“I wrote most of my novel at my public library and it’s also where I meet with my writing group. The library is a great place to escape and discover fascinating characters and stories. Keep reading!”
Francisco X. Stork
“I like to think of libraries and books as places where we go with our questions. Those tough questions, the ones for which we have no easy answers, are the very ones we need to be asking. Libraries and books are not only full of answers to many of our questions but they are also the places where the important questions are kept alive. I hope that the library will fill your mind and heart with wonderful and mysterious questions.”
“When I was five years old, the headmistress of my primary school introduced all of the first-year children to the concept of the town library. At the time, this sounded to me as if it were a magical, mythical place that was nearly as unlikely as Fairyland: a place where you weren’t charged any money for this incredible service. I joined the town library immediately, and for the next ten years I would probably be borrowing two or three books a week, cramming my mind full of all the wonderful ideas and stories that I’d never previously had access to.

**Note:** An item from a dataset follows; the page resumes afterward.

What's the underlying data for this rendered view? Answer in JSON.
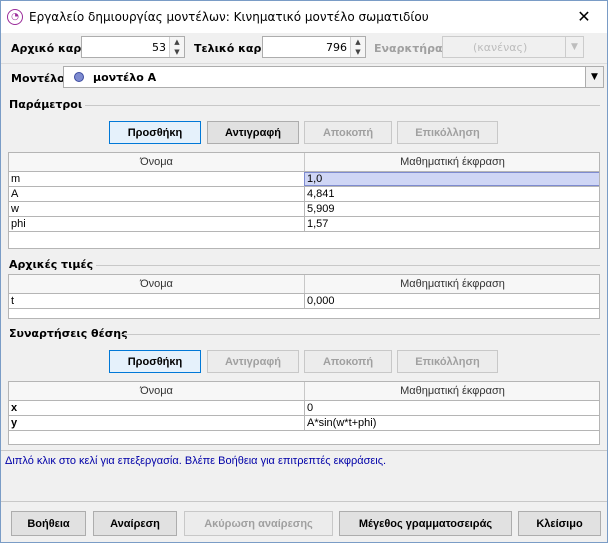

At the age of forty, I made the somewhat unusual decision to become a practicing occultist and to take up a serious study of what previous human cultures have meant by the word ‘magic’. To my initial surprise, I discovered that practical magic is almost entirely a matter of the manipulation of language. As the famous occult practitioner Aleister Crowley once observed, there is not much of magic that doesn’t just simply involve reading or writing. It seems to me that I’d thought of as the magical atmosphere in the town library when I was a five year old child, ploughing through books about witches or warlocks, was actually the genuine secret heart of real magic all along.
I still sometimes dream about libraries, wandering through stacks of fascinating tomes that you can never read because the words won’t stay still upon the pages, and I can only assume that’s because of the huge importance that these temples of fun and learning have taken on in my personal internal world.
A library is a place where you can find out how the whole of the world works, irrespective of what kind of ethnic, religious or economic background you happen to come from.
I was born in place where there were few opportunities, but where the prevalence of libraries meant that possibly the most important opportunity of all was still open to everybody. Libraries are pretty much the key to everything that is of benefit, both to us as individuals and as a society, a culture. Support them, use them, and if necessary fight for their survival. Believe me, future gnerations will thank you for it. And if we fail to do these things, then future generations may not even have the language or the concepts necessary to express gratitude, or resentment, or, indeed, anything at all.
Okay, I’m done. Take care of yourselves, take care of the future, and in both of those cases that means taking care of your libraries. With love and best wishes from your friend, Alan Moore.”